There are thousands of marketing tricks out there, and they’re growing by the minute. It’s hard to compete: companies have entire branches devoted to figuring out how to get customers to spend more. And that’s not fair—you don’t have an entire team of people looking for ways to save you money. So we’re helping you level the playing field a little. Here are a few of the more common tricks companies use, and ways to avoid letting them coax your hard-earned money out of your hands.
Pay attention to what you’re spending, not what you’re “saving.” Often, suggested retail prices are inflated so that the store can mark down the item and make it seem like a great deal. If you buy a $30 sweater that used to be $50, you’re not saving $20…you’re spending $30. You would save the entire $50 if you didn’t buy it at all. The key is to ignore the original price and just pay attention to what you’re actually paying. If the item is worth it to you, that’s what matters, not how much money you’re “saving.”
Stores like Walmart are guilty of this. They will announce super low prices to draw people into the store, then they will actually price many items slightly higher than other stores. The way to outsmart them is to do a price check. It’s pretty easy these days, especially now that everyone has a smart phone and can look up the price while standing in the aisle. This might not be reasonable for every item—your shopping trip will take hours if you stand there checking the price of every bottle of shampoo and bar of soap—but for the bigger items, it may be worth it.
Americans like to buy in bulk to save money. Companies like this too, since they can charge more. Cost per item or per ounce is usually cheaper for them as the quantities rise, so they pass this savings on to you when you buy large quantities. This is so ingrained into most of our minds that we just assume that if we buy a larger size, we’re saving money. Sometimes, though, the larger size isn’t a better deal. This is an easy trick to beat. Many stores will list a per ounce price under the total price, so just take a second to check it and make sure you’re getting the best value for your money.
This one isn’t exactly a trick, since signing up is voluntary…but it does get you to spend more. Many stores are now asking for email addresses at the register, and a couple of times I found myself spelling mine out even though I wasn’t the least bit interested in the company’s upcoming specials. If you’re on a budget and you’re trying to cut back in a certain area (say, clothing), getting emails from JCPenney every week isn’t going to help. Consider unsubscribing from these weekly (sometimes daily—I’m looking at you, Bath & Body Works) emails. Less clutter in your inbox, and more money in your wallet. Sounds like a win-win to me.

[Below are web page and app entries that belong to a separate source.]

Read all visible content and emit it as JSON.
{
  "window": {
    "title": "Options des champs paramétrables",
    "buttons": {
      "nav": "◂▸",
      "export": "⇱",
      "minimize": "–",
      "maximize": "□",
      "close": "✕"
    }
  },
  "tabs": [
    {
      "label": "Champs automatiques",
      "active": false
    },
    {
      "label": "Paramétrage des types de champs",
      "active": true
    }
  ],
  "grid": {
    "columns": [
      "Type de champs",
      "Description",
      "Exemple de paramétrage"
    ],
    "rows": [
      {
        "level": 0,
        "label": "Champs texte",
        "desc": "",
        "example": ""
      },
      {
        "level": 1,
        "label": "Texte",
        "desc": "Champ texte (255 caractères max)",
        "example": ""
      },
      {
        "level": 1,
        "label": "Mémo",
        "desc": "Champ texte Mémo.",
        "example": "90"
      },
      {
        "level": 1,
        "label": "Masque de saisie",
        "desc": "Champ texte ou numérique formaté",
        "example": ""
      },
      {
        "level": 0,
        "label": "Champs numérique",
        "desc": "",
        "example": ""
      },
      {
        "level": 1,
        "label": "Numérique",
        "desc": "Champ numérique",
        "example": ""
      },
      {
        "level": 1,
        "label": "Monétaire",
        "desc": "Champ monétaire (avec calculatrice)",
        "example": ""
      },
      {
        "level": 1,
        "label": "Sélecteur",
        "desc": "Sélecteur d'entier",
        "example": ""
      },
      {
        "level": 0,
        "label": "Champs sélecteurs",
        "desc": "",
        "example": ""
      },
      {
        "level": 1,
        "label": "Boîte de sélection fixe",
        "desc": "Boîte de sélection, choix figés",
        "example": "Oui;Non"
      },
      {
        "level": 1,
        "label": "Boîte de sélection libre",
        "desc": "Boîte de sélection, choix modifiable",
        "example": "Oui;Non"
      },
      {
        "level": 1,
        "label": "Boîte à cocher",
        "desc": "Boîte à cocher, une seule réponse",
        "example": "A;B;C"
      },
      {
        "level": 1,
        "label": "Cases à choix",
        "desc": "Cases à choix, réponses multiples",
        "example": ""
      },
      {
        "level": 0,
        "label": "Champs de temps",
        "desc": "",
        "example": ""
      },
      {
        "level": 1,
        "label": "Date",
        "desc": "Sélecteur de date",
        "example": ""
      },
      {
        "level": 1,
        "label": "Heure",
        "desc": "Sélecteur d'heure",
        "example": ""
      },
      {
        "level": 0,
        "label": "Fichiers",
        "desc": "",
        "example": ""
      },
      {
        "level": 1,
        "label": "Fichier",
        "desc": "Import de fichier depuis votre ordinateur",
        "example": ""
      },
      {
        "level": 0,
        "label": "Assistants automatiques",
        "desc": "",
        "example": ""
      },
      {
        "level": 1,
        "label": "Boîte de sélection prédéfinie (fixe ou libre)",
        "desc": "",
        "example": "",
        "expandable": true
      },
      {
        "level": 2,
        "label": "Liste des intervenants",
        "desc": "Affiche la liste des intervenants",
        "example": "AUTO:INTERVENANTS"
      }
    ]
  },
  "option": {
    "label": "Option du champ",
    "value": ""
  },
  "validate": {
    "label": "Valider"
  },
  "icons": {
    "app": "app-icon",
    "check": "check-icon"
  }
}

Let’s say your favorite store is offering a free item with a purchase of a certain amount or more, and you’re so close to the amount that you decide to get that extra pair of jeans you’ve been eying. Now you get something free. Score! Except, is it really free? Not if you spent more money just to get it. Next time, before you add something you don’t need into your cart so you can get that free deluxe sample, ask yourself if the freebie is worth the extra money you’re spending. If it’s not, put that item back and bask in your self control.
Infomercials use this trick all the time. Usually their “special offer” is only available for a few minutes, and afterward you don’t get the two extra spatulas, or even the free microfiber dish rag! Here’s a way around it. If you watch a lot of late-night TV, you’re probably going to see the same infomercial again (and again, and again). Ignore it the first time you see it, think about whether you really need it for a few days, and if you still want it, order it the next time you see the ad. And please, look up some reviews. As Seen On TV items are notoriously poor quality.
The cousin to “available for a limited time,” “limited quantities available” is another gimmick to get you to rush into making a purchase without fully thinking it through. In some cases, there is a legitimate shortage and you do have to think quickly. Often, though, there will be more in stock in a week or two. If you’re in doubt, it’s more likely you’ll wish that you had saved more for retirement than that you had bought that limited edition set of cookie tins.
Any of these sound familiar? We’ve all fallen for some of these tricks at one point or another, but once you figure out how these companies think, it’s easier to just say no. Hopefully some of these tips have helped you become a smarter shopper; now let us know: what marketing tricks have you fallen for? Leave them in a comment below.